Stored data:
::::::::
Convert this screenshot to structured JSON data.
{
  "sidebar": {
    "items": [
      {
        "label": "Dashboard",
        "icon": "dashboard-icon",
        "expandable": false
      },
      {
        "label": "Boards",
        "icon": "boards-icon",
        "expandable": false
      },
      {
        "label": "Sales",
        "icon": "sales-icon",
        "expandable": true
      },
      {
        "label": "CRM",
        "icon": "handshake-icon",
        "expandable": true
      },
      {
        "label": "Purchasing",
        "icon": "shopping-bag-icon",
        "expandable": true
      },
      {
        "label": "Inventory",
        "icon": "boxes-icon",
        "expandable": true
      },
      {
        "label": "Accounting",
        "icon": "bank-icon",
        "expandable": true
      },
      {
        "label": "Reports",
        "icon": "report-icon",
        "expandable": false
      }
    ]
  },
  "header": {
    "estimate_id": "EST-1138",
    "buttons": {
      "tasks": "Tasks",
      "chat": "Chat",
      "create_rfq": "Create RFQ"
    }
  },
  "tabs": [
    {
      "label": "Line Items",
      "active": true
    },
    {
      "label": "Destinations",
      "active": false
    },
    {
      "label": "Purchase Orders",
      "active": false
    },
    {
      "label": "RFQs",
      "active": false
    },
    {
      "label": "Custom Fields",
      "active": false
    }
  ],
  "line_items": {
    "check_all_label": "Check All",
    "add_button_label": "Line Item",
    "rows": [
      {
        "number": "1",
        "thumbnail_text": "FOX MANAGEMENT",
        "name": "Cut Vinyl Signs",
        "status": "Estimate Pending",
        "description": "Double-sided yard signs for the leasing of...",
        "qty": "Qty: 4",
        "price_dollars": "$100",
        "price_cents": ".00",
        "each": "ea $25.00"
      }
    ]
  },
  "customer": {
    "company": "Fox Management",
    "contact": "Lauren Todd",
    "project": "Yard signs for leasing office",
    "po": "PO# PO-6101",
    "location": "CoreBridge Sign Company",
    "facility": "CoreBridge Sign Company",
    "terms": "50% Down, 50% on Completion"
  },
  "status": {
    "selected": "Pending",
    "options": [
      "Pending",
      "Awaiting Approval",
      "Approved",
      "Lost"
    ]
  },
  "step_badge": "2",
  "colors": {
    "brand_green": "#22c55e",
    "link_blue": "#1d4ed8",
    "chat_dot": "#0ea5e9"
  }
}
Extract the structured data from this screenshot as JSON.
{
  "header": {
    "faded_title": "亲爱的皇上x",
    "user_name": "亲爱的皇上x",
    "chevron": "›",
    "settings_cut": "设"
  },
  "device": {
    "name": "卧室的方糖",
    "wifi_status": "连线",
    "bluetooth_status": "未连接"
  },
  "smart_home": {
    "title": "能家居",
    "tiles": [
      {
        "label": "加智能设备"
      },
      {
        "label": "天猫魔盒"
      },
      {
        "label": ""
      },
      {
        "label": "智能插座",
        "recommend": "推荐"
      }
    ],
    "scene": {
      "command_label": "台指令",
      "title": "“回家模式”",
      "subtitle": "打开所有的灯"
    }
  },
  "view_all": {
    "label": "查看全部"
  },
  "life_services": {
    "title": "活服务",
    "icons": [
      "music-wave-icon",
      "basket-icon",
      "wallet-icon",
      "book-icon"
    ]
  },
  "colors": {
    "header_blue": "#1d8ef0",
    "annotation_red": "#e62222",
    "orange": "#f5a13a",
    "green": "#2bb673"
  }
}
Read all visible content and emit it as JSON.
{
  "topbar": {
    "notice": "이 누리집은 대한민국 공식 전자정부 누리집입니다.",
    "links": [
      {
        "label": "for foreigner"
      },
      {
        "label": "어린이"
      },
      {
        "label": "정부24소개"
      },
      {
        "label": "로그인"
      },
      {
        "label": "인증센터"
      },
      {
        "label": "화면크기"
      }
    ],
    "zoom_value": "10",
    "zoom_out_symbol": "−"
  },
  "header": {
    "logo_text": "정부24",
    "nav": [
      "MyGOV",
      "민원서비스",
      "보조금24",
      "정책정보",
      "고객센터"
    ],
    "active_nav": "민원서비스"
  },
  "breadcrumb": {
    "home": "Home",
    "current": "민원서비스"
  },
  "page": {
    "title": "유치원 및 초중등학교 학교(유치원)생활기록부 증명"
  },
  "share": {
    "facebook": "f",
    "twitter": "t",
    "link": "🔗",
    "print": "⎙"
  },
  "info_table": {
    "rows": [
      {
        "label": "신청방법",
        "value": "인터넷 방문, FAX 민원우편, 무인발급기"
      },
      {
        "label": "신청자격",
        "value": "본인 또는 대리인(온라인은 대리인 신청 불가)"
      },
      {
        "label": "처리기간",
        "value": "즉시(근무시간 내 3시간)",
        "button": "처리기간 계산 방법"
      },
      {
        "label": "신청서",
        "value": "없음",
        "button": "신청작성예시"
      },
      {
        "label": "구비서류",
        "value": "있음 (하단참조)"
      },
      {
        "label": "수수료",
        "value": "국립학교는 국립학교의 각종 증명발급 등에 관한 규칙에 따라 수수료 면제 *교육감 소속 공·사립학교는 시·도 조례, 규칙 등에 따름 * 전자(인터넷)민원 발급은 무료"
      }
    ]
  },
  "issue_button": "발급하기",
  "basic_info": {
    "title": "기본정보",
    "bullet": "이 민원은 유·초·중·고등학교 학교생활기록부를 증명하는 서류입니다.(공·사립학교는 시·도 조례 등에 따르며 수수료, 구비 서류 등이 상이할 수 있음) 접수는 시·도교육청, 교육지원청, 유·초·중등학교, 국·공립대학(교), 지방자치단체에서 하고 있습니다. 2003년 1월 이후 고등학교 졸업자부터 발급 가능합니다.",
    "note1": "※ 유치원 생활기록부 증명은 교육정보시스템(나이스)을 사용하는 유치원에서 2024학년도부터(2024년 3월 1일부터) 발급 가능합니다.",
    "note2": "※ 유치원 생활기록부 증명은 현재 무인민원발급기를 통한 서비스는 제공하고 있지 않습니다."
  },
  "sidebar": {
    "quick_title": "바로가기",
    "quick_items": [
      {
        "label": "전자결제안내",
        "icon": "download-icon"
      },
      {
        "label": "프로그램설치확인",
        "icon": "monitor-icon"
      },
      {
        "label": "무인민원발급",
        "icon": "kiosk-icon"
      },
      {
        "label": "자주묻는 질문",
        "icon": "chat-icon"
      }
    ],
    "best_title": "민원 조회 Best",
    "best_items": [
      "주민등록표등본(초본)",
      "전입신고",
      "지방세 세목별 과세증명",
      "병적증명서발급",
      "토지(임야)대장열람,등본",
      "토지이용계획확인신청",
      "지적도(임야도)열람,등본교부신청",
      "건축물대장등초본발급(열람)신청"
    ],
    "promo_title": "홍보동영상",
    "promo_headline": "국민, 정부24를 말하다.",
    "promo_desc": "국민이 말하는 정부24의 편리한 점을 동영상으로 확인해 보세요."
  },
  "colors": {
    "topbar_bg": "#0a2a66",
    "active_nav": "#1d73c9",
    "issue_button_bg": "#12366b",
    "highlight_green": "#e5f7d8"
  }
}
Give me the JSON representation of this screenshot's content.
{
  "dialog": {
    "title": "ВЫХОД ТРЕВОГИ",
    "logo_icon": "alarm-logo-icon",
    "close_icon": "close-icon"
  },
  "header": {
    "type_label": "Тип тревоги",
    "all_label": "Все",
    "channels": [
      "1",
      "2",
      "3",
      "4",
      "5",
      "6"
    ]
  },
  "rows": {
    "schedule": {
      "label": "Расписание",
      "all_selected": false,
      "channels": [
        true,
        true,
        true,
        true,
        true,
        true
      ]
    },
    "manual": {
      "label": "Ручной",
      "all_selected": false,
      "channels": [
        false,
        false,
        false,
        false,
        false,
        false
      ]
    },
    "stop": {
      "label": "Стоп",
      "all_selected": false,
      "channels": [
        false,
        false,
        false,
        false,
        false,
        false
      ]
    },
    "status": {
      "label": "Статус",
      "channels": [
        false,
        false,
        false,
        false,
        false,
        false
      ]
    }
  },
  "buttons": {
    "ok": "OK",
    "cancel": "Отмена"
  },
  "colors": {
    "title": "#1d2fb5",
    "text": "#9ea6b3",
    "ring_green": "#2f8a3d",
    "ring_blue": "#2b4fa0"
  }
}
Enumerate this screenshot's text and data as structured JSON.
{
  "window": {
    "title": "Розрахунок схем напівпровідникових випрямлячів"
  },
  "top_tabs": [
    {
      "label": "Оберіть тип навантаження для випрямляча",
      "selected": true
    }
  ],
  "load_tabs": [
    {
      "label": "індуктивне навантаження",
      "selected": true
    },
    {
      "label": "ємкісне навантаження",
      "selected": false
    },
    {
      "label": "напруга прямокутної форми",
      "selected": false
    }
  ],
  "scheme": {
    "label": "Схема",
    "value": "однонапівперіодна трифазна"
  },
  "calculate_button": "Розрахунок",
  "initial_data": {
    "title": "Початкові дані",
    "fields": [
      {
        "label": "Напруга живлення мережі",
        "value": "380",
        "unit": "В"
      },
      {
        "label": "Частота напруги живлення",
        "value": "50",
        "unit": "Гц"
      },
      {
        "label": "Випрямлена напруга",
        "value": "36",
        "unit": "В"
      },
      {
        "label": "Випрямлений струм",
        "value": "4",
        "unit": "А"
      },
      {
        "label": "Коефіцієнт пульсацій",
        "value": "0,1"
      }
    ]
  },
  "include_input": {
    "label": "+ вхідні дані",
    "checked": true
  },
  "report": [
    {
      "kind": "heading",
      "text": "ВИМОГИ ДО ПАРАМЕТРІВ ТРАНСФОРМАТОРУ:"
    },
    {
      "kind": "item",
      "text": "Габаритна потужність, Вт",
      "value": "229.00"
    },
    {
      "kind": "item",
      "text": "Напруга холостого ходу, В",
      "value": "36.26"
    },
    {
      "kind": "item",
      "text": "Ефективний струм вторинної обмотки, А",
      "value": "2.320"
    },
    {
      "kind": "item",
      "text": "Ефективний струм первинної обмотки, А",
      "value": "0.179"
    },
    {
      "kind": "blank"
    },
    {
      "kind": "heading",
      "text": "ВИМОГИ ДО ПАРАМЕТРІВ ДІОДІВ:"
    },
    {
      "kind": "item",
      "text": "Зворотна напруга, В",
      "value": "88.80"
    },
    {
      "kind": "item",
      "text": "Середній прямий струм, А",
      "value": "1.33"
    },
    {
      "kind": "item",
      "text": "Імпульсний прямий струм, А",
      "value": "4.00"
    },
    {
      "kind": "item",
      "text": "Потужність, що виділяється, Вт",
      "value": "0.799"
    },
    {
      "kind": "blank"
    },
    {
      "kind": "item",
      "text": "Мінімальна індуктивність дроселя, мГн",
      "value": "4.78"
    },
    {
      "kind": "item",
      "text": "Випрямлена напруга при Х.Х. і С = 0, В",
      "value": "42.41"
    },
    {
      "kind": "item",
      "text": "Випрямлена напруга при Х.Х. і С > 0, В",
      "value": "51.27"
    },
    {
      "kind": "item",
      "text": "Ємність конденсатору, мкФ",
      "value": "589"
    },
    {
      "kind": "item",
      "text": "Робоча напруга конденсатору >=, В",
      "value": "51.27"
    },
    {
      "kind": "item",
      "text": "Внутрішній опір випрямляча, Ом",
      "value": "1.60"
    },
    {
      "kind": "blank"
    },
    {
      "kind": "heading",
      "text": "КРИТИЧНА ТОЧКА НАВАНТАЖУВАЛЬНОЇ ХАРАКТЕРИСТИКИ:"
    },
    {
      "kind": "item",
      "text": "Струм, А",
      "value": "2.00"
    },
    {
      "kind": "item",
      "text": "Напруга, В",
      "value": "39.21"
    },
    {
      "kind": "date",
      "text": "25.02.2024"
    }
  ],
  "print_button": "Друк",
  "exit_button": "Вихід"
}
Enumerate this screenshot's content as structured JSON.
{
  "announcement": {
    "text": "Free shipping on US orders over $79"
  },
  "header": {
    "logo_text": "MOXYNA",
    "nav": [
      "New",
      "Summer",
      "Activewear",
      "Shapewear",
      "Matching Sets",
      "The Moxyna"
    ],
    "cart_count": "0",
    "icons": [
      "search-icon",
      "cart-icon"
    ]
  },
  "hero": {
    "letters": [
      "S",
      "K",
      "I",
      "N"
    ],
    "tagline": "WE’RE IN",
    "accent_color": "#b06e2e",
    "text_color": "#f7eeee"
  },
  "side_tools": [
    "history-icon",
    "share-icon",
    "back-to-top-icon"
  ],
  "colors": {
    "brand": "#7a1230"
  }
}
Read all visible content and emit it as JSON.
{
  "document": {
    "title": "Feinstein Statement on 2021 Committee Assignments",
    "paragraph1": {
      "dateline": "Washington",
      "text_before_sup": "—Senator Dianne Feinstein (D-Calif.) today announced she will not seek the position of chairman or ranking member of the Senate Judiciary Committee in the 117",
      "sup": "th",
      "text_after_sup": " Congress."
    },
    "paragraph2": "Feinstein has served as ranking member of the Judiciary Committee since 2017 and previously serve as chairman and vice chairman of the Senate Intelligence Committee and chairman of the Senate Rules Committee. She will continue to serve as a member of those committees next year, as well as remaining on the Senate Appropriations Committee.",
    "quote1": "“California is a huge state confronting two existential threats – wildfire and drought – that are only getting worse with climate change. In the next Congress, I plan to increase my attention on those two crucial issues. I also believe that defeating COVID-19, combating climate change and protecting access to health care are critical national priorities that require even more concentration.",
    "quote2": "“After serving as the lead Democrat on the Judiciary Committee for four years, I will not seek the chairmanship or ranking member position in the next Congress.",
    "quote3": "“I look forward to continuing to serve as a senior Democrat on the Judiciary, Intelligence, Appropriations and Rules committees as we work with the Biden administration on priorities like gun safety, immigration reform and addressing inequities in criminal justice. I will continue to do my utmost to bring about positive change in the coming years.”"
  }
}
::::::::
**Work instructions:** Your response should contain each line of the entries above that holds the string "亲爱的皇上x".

**Response to the exercise:**
    "faded_title": "亲爱的皇上x",
    "user_name": "亲爱的皇上x",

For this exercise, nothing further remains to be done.